▶ About this task
Across the records below, how many lines include the word "that"? State only the number.

▶ Records shown
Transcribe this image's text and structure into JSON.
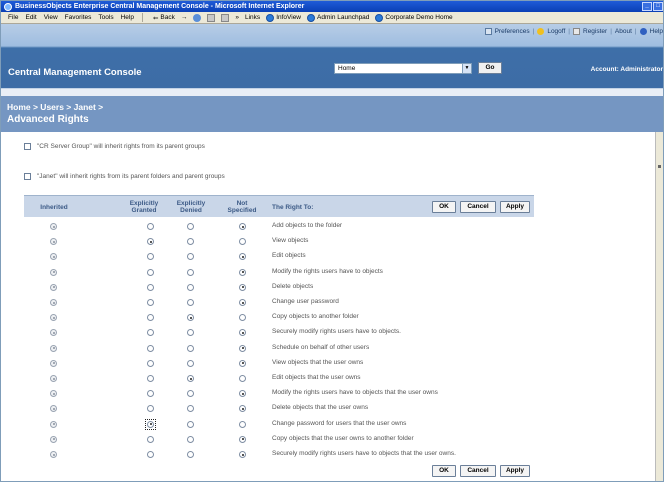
{
  "window": {
    "title": "BusinessObjects Enterprise Central Management Console - Microsoft Internet Explorer",
    "controls": [
      "_",
      "□",
      "x"
    ]
  },
  "menu": {
    "items": [
      "File",
      "Edit",
      "View",
      "Favorites",
      "Tools",
      "Help"
    ],
    "back_label": "Back",
    "links_label": "Links",
    "bookmarks": [
      "InfoView",
      "Admin Launchpad",
      "Corporate Demo Home"
    ]
  },
  "header": {
    "app_title": "Central Management Console",
    "links": [
      "Preferences",
      "Logoff",
      "Register",
      "About",
      "Help"
    ],
    "home_select_value": "Home",
    "go_label": "Go",
    "account_label": "Account: Administrator"
  },
  "breadcrumb": "Home > Users > Janet >",
  "page_title": "Advanced Rights",
  "inheritance": [
    {
      "text": "\"CR Server Group\" will inherit rights from its parent groups",
      "checked": false
    },
    {
      "text": "\"Janet\" will inherit rights from its parent folders and parent groups",
      "checked": false
    }
  ],
  "table": {
    "headers": {
      "inherited": "Inherited",
      "granted": "Explicitly Granted",
      "denied": "Explicitly Denied",
      "not_specified": "Not Specified",
      "right_to": "The Right To:"
    },
    "buttons": {
      "ok": "OK",
      "cancel": "Cancel",
      "apply": "Apply"
    },
    "rows": [
      {
        "label": "Add objects to the folder",
        "selected": "not_specified"
      },
      {
        "label": "View objects",
        "selected": "granted"
      },
      {
        "label": "Edit objects",
        "selected": "not_specified"
      },
      {
        "label": "Modify the rights users have to objects",
        "selected": "not_specified"
      },
      {
        "label": "Delete objects",
        "selected": "not_specified"
      },
      {
        "label": "Change user password",
        "selected": "not_specified"
      },
      {
        "label": "Copy objects to another folder",
        "selected": "denied"
      },
      {
        "label": "Securely modify rights users have to objects.",
        "selected": "not_specified"
      },
      {
        "label": "Schedule on behalf of other users",
        "selected": "not_specified"
      },
      {
        "label": "View objects that the user owns",
        "selected": "not_specified"
      },
      {
        "label": "Edit objects that the user owns",
        "selected": "denied"
      },
      {
        "label": "Modify the rights users have to objects that the user owns",
        "selected": "not_specified"
      },
      {
        "label": "Delete objects that the user owns",
        "selected": "not_specified"
      },
      {
        "label": "Change password for users that the user owns",
        "selected": "granted"
      },
      {
        "label": "Copy objects that the user owns to another folder",
        "selected": "not_specified"
      },
      {
        "label": "Securely modify rights users have to objects that the user owns.",
        "selected": "not_specified"
      }
    ]
  }
}
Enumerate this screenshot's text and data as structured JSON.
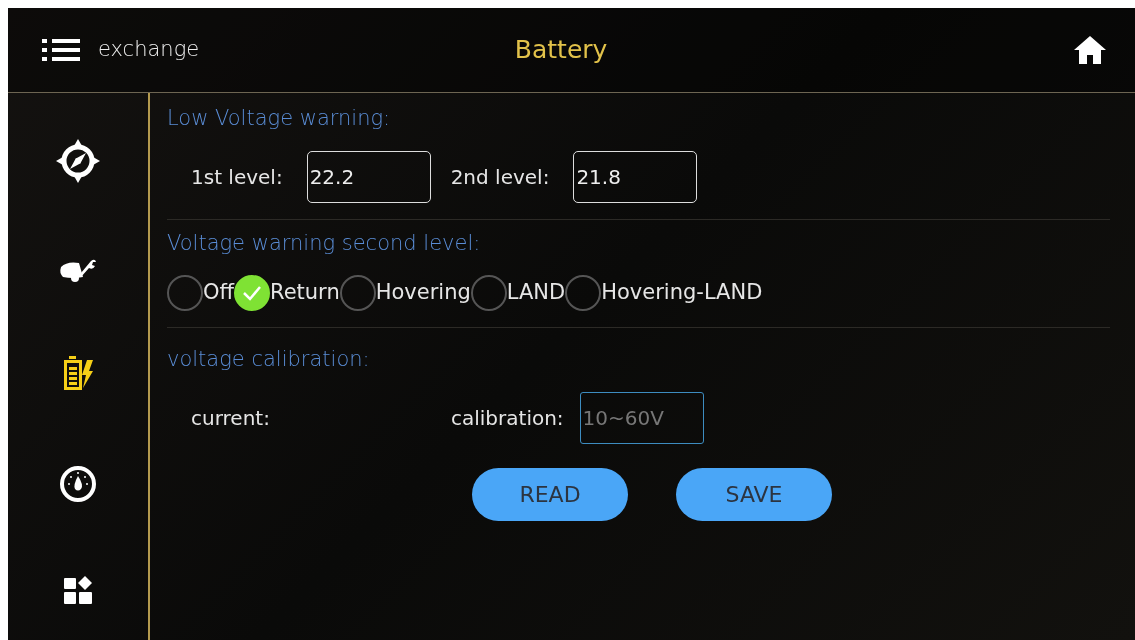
{
  "header": {
    "menu_label": "exchange",
    "title": "Battery"
  },
  "sidebar": {
    "items": [
      {
        "kind": "compass",
        "selected": false
      },
      {
        "kind": "tools",
        "selected": false
      },
      {
        "kind": "battery",
        "selected": true
      },
      {
        "kind": "gauge",
        "selected": false
      },
      {
        "kind": "apps",
        "selected": false
      }
    ]
  },
  "low_voltage": {
    "title": "Low Voltage warning:",
    "fields": [
      {
        "label": "1st level:",
        "value": "22.2"
      },
      {
        "label": "2nd level:",
        "value": "21.8"
      }
    ]
  },
  "second_level": {
    "title": "Voltage warning second level:",
    "options": [
      {
        "label": "Off",
        "selected": false
      },
      {
        "label": "Return",
        "selected": true
      },
      {
        "label": "Hovering",
        "selected": false
      },
      {
        "label": "LAND",
        "selected": false
      },
      {
        "label": "Hovering-LAND",
        "selected": false
      }
    ]
  },
  "calibration": {
    "title": "voltage calibration:",
    "current_label": "current:",
    "calibration_label": "calibration:",
    "placeholder": "10~60V"
  },
  "buttons": [
    "READ",
    "SAVE"
  ]
}
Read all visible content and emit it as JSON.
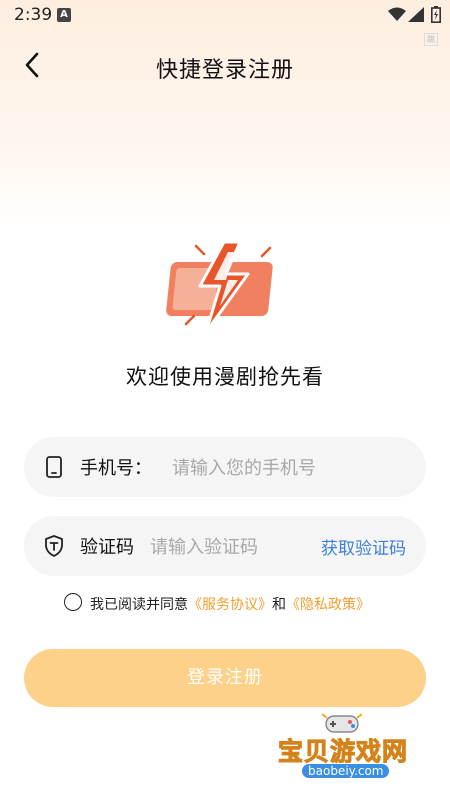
{
  "status_bar": {
    "time": "2:39",
    "notification_icon": "A"
  },
  "corner_badge": "跳",
  "nav": {
    "title": "快捷登录注册"
  },
  "welcome": "欢迎使用漫剧抢先看",
  "phone_field": {
    "label": "手机号：",
    "placeholder": "请输入您的手机号",
    "value": ""
  },
  "code_field": {
    "label": "验证码",
    "placeholder": "请输入验证码",
    "value": "",
    "get_code": "获取验证码"
  },
  "agreement": {
    "prefix": "我已阅读并同意",
    "service_link": "《服务协议》",
    "middle": "和",
    "privacy_link": "《隐私政策》"
  },
  "login_button": "登录注册",
  "watermark": {
    "text": "宝贝游戏网",
    "url": "baobeiy.com"
  },
  "colors": {
    "accent": "#3d7ee0",
    "link": "#f0a030",
    "button": "#fdd18a",
    "logo_orange": "#e8552a"
  }
}
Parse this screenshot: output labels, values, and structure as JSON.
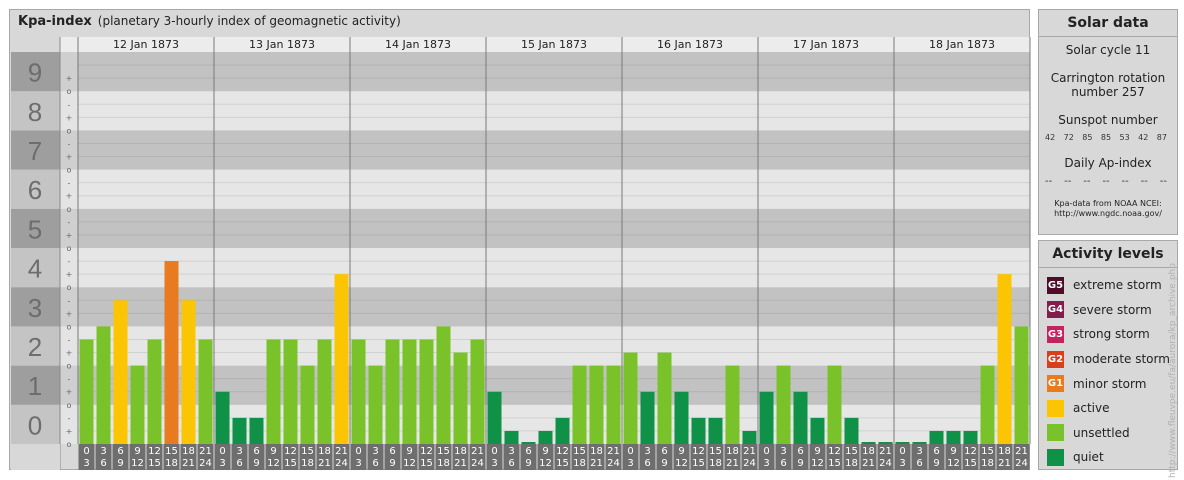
{
  "header": {
    "title": "Kpa-index",
    "subtitle": "(planetary 3-hourly index of geomagnetic activity)"
  },
  "chart_data": {
    "type": "bar",
    "y_ticks": [
      "0",
      "1",
      "2",
      "3",
      "4",
      "5",
      "6",
      "7",
      "8",
      "9"
    ],
    "ylim": [
      0,
      9
    ],
    "subticks": [
      "-",
      "o",
      "+"
    ],
    "days": [
      "12 Jan 1873",
      "13 Jan 1873",
      "14 Jan 1873",
      "15 Jan 1873",
      "16 Jan 1873",
      "17 Jan 1873",
      "18 Jan 1873"
    ],
    "interval_start": [
      "0",
      "3",
      "6",
      "9",
      "12",
      "15",
      "18",
      "21"
    ],
    "interval_end": [
      "3",
      "6",
      "9",
      "12",
      "15",
      "18",
      "21",
      "24"
    ],
    "values": [
      [
        2.667,
        3.0,
        3.667,
        2.0,
        2.667,
        4.667,
        3.667,
        2.667
      ],
      [
        1.333,
        0.667,
        0.667,
        2.667,
        2.667,
        2.0,
        2.667,
        4.333
      ],
      [
        2.667,
        2.0,
        2.667,
        2.667,
        2.667,
        3.0,
        2.333,
        2.667
      ],
      [
        1.333,
        0.333,
        0.0,
        0.333,
        0.667,
        2.0,
        2.0,
        2.0
      ],
      [
        2.333,
        1.333,
        2.333,
        1.333,
        0.667,
        0.667,
        2.0,
        0.333
      ],
      [
        1.333,
        2.0,
        1.333,
        0.667,
        2.0,
        0.667,
        0.0,
        0.0
      ],
      [
        0.0,
        0.0,
        0.333,
        0.333,
        0.333,
        2.0,
        4.333,
        3.0
      ]
    ],
    "colors": {
      "quiet": "#0f9147",
      "unsettled": "#7ac22a",
      "active": "#fbc503",
      "minor": "#e87b20",
      "moderate": "#d8401d",
      "strong": "#c0255f",
      "severe": "#851c4e",
      "extreme": "#4f0d2a"
    },
    "grid": true,
    "legend": "right"
  },
  "solar": {
    "title": "Solar data",
    "cycle": "Solar cycle 11",
    "carrington1": "Carrington rotation",
    "carrington2": "number 257",
    "sunspot_label": "Sunspot number",
    "sunspots": [
      "42",
      "72",
      "85",
      "85",
      "53",
      "42",
      "87"
    ],
    "ap_label": "Daily Ap-index",
    "ap_values": [
      "--",
      "--",
      "--",
      "--",
      "--",
      "--",
      "--"
    ],
    "source1": "Kpa-data from NOAA NCEI:",
    "source2": "http://www.ngdc.noaa.gov/"
  },
  "levels": {
    "title": "Activity levels",
    "items": [
      {
        "code": "G5",
        "label": "extreme storm",
        "color": "#4f0d2a"
      },
      {
        "code": "G4",
        "label": "severe storm",
        "color": "#851c4e"
      },
      {
        "code": "G3",
        "label": "strong storm",
        "color": "#c0255f"
      },
      {
        "code": "G2",
        "label": "moderate storm",
        "color": "#d8401d"
      },
      {
        "code": "G1",
        "label": "minor storm",
        "color": "#e87b20"
      },
      {
        "code": "",
        "label": "active",
        "color": "#fbc503"
      },
      {
        "code": "",
        "label": "unsettled",
        "color": "#7ac22a"
      },
      {
        "code": "",
        "label": "quiet",
        "color": "#0f9147"
      }
    ]
  },
  "watermark": "http://www.fleuvpe.eu/fa/aurora/kp_archive.php"
}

▶ Solved exercise
7